Q&A: The creators of the “world’s best tuque” on why their hat is worth $200 (or more)
Last year, the designers at Toronto creative solutions firm Frontier set out to create the world’s best tuque. The project included gruelling research, a designated “Master Knitter,” a testing phase that employed Zamboni drivers and ice sculptors, and consultations with biomimicry experts. The finished product is made from rare muskox wool—just one of the reasons for the $200 price tag. What else makes a tuque worth so many bucks? We asked co-designer and Frontier founder Paddy Harrington.
I’m going to start by playing Devil’s Advocate and say that a winter hat, even a really good quality one, is not worth $200. What say you?
To be frank, when we got to the point of coming up with the price, we ourselves were a bit shocked. We worked with experts in fashion retail and they suggested we price the hat according to the standard retail model: you take your cost and double that to get the wholesale cost, and then double that to get the retail cost. Using that math, the price of our tuque would have been a lot higher.
So your tuque is quite a steal.
It is! And we didn’t even factor in the eighteen months we spent on research and development; just material costs and labour costs.
After 12 months of R&D, natural material sourcing, and local worker engagement, we're proud to answer our own question: How do you make the World's Best Tuque? In anticipation of our gallery launch on November 3rd, we'll be sharing stories of zamboni driving, muskox dehairing, and frozen maple syrup.
What was the original inspiration for this project?
Everyone at Frontier has worked internationally, which has meant having the opportunity to look at our country from an outsider’s perspective. One thing we realized is that there are all of these Canadian stereotypes that we, as Canadians, tend to shy away from. We decided to embrace that Canadian image and to apply design methodology to this standard thing that we all know: the tuque.
What made you think tuques as opposed to, say, parkas or plaid shirts? Did you notice a dearth in the market?
We weren’t looking at the business case or at the market opportunity. If anything, this was more like an art project for us. We want to prove that design as a methodology can improve something that a lot of people think doesn’t need to be improved.
Is there one specific reason that the hat is pricey?
There are a few reasons. One is that they’re locally made, individually, by a designated master knitter. Second, there’s an external layer and an internal layer, so it’s kind of like two tuques in one. Third, the inner layer is made from a blend that is 35 per cent qiviut, which is this muskox fiber that is pretty rare. It’s stronger than lamb’s wool, softer than cashmere, and the fibers are actually hollow, which means it stays warm when it’s wet.
You took some extreme measures in the testing period.

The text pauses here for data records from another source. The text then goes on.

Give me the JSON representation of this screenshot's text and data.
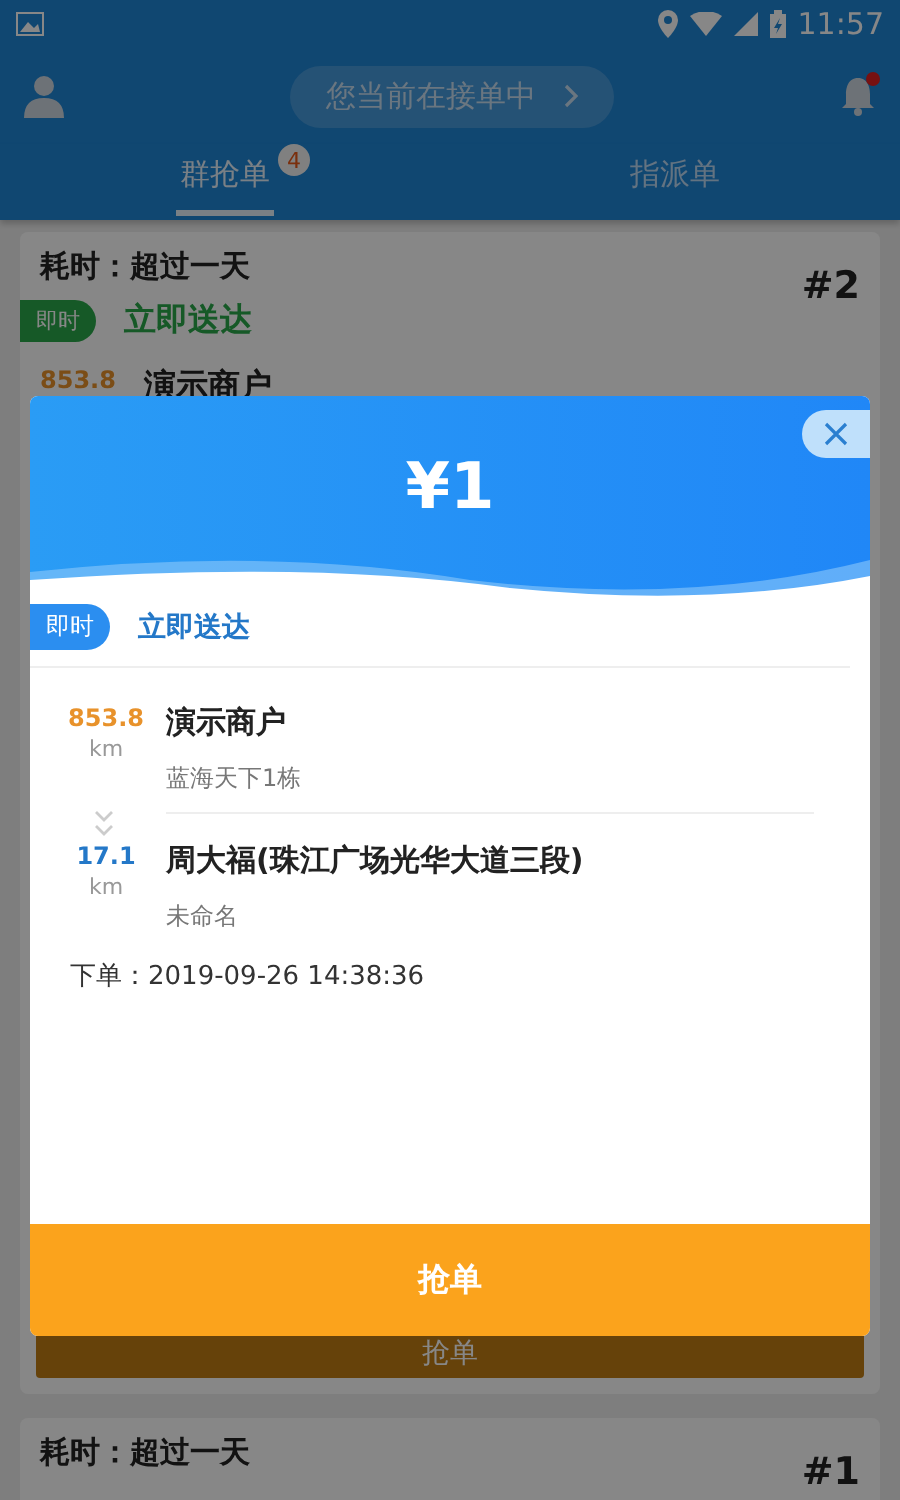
{
  "status_bar": {
    "time": "11:57"
  },
  "header": {
    "status_pill": "您当前在接单中",
    "has_unread": true
  },
  "tabs": [
    {
      "label": "群抢单",
      "selected": true,
      "badge": "4"
    },
    {
      "label": "指派单",
      "selected": false
    }
  ],
  "orders": [
    {
      "elapsed": "耗时：超过一天",
      "number": "#2",
      "tag": "即时",
      "delivery": "立即送达",
      "distance": "853.8",
      "merchant": "演示商户",
      "button": "抢单"
    },
    {
      "elapsed": "耗时：超过一天",
      "number": "#1"
    }
  ],
  "dialog": {
    "price": "¥1",
    "tag": "即时",
    "delivery": "立即送达",
    "stops": [
      {
        "kind": "pickup",
        "distance": "853.8",
        "unit": "km",
        "name": "演示商户",
        "address": "蓝海天下1栋"
      },
      {
        "kind": "dropoff",
        "distance": "17.1",
        "unit": "km",
        "name": "周大福(珠江广场光华大道三段)",
        "address": "未命名"
      }
    ],
    "order_time": "下单：2019-09-26 14:38:36",
    "button": "抢单"
  }
}
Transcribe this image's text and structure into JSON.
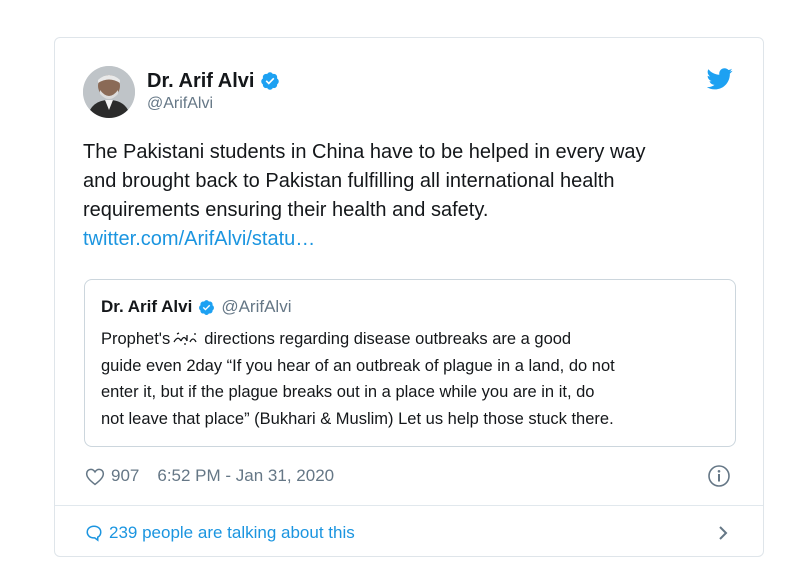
{
  "tweet": {
    "author_name": "Dr. Arif Alvi",
    "handle": "@ArifAlvi",
    "text_lines": [
      "The Pakistani students in China have to be helped in every way",
      "and brought back to Pakistan fulfilling all international health",
      "requirements ensuring their health  and safety."
    ],
    "link": "twitter.com/ArifAlvi/statu…",
    "likes": "907",
    "timestamp": "6:52 PM - Jan 31, 2020",
    "talking": "239 people are talking about this"
  },
  "quote": {
    "author_name": "Dr. Arif Alvi",
    "handle": "@ArifAlvi",
    "line1_before": "Prophet's",
    "line1_after": "directions regarding disease outbreaks are a good",
    "lines": [
      "guide even 2day “If you hear of an outbreak of plague in a land, do not",
      "enter it, but if the plague breaks out in a place while you are in it, do",
      "not leave that place” (Bukhari & Muslim) Let us help those stuck there."
    ]
  },
  "icons": {
    "verified": "verified-badge-icon",
    "bird": "twitter-bird-icon",
    "heart": "heart-icon",
    "info": "info-icon",
    "bubble": "speech-bubble-icon",
    "chevron": "chevron-right-icon"
  },
  "colors": {
    "accent": "#1b95e0",
    "text": "#14171a",
    "secondary": "#657786",
    "border": "#dfe5ea"
  }
}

We got to the prototype stage in the middle of summer so we weren’t sure how to test it. What we did was give the tuque to people who work in cold environments. We gave one each to a Zamboni driver, an ice sculptor, and a butcher, and got their feedback. Also, the day we launched it and we got a little bit of coverage, two people who were on their way to Mount Everest reached out to us. They said they were going to be on a plane to Tibet at 3 p.m., and could we get them a couple of tuques. We said yes. Apparently they are on base camp right now and they have a National Geographic photographer there who is going to take some shots. We’ve told them we want to know how the tuque performs on Mount Everest.
I’m convinced that the tuque would serve a person well in the Arctic, but what about our middling Toronto winters?
I think we sort of recognize that the tuque is intended for sub-zero temperatures. It’s not necessarily something for every day.
And you can pretty much forget about repeat customers. Is that a problem?
Well we’re lucky that our business model isn’t about the tuque being a huge retail success. Making the world’s best tuque was our only focus. Of course, it would be amazing if we became like the Tilley hat, which is an icon. We’d be thrilled.
On the inside brim of the hat you have the Marshal McLuhan quote, “The criminal, like the artist, is a social explorer.” In relation to that hat, I’m not clear on what you’re saying.
That’s precisely why we chose that quote. We do brand-oriented work in Toronto, so Marshall McLuhan is a hero for us. I’m paraphrasing here, but he said something like “clear prose is a sign of no ideas.” This tuque challenges us the same way that quote challenges anyone who reads it.
I’m just trying to figure out if the creators of a $200 hat are the artists or the criminals.
It’s okay to have that question. Some people on Twitter think we’re one or the other. I think we’re both.